BEGIN

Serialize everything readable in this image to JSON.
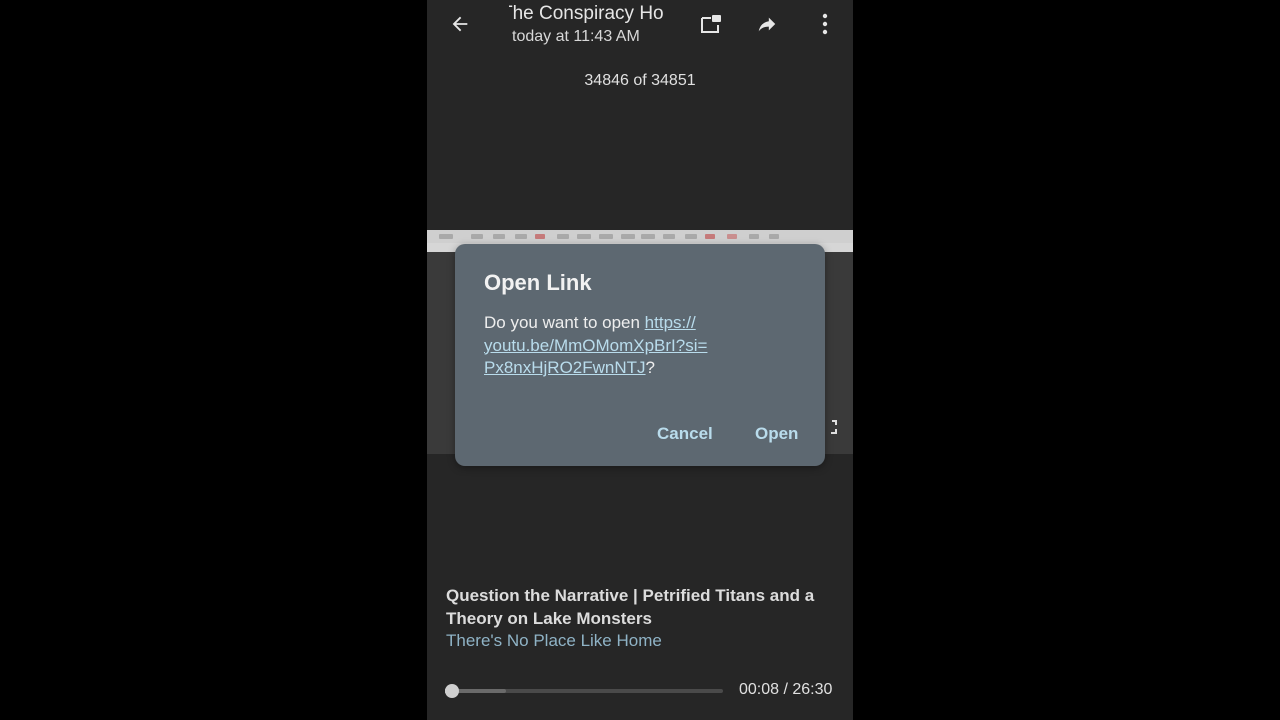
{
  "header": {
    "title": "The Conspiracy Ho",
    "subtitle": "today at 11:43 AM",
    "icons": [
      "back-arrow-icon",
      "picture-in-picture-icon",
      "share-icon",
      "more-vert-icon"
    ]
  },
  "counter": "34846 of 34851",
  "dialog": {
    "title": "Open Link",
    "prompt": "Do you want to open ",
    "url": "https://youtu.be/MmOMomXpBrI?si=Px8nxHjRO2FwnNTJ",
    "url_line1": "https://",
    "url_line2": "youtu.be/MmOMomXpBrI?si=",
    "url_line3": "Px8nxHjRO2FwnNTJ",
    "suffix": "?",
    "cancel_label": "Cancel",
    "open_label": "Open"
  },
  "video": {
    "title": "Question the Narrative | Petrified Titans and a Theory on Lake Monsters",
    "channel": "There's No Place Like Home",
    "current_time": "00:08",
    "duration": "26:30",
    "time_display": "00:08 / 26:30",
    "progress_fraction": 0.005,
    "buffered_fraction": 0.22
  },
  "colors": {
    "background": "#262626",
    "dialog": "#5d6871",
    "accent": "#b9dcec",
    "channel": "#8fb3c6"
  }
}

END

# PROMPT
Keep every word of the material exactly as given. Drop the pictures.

# EXERCISE SOLUTION
Serialize everything readable in this image to JSON.
{
  "header": {
    "title": "The Conspiracy Ho",
    "subtitle": "today at 11:43 AM",
    "icons": [
      "back-arrow-icon",
      "picture-in-picture-icon",
      "share-icon",
      "more-vert-icon"
    ]
  },
  "counter": "34846 of 34851",
  "dialog": {
    "title": "Open Link",
    "prompt": "Do you want to open ",
    "url": "https://youtu.be/MmOMomXpBrI?si=Px8nxHjRO2FwnNTJ",
    "url_line1": "https://",
    "url_line2": "youtu.be/MmOMomXpBrI?si=",
    "url_line3": "Px8nxHjRO2FwnNTJ",
    "suffix": "?",
    "cancel_label": "Cancel",
    "open_label": "Open"
  },
  "video": {
    "title": "Question the Narrative | Petrified Titans and a Theory on Lake Monsters",
    "channel": "There's No Place Like Home",
    "current_time": "00:08",
    "duration": "26:30",
    "time_display": "00:08 / 26:30",
    "progress_fraction": 0.005,
    "buffered_fraction": 0.22
  },
  "colors": {
    "background": "#262626",
    "dialog": "#5d6871",
    "accent": "#b9dcec",
    "channel": "#8fb3c6"
  }
}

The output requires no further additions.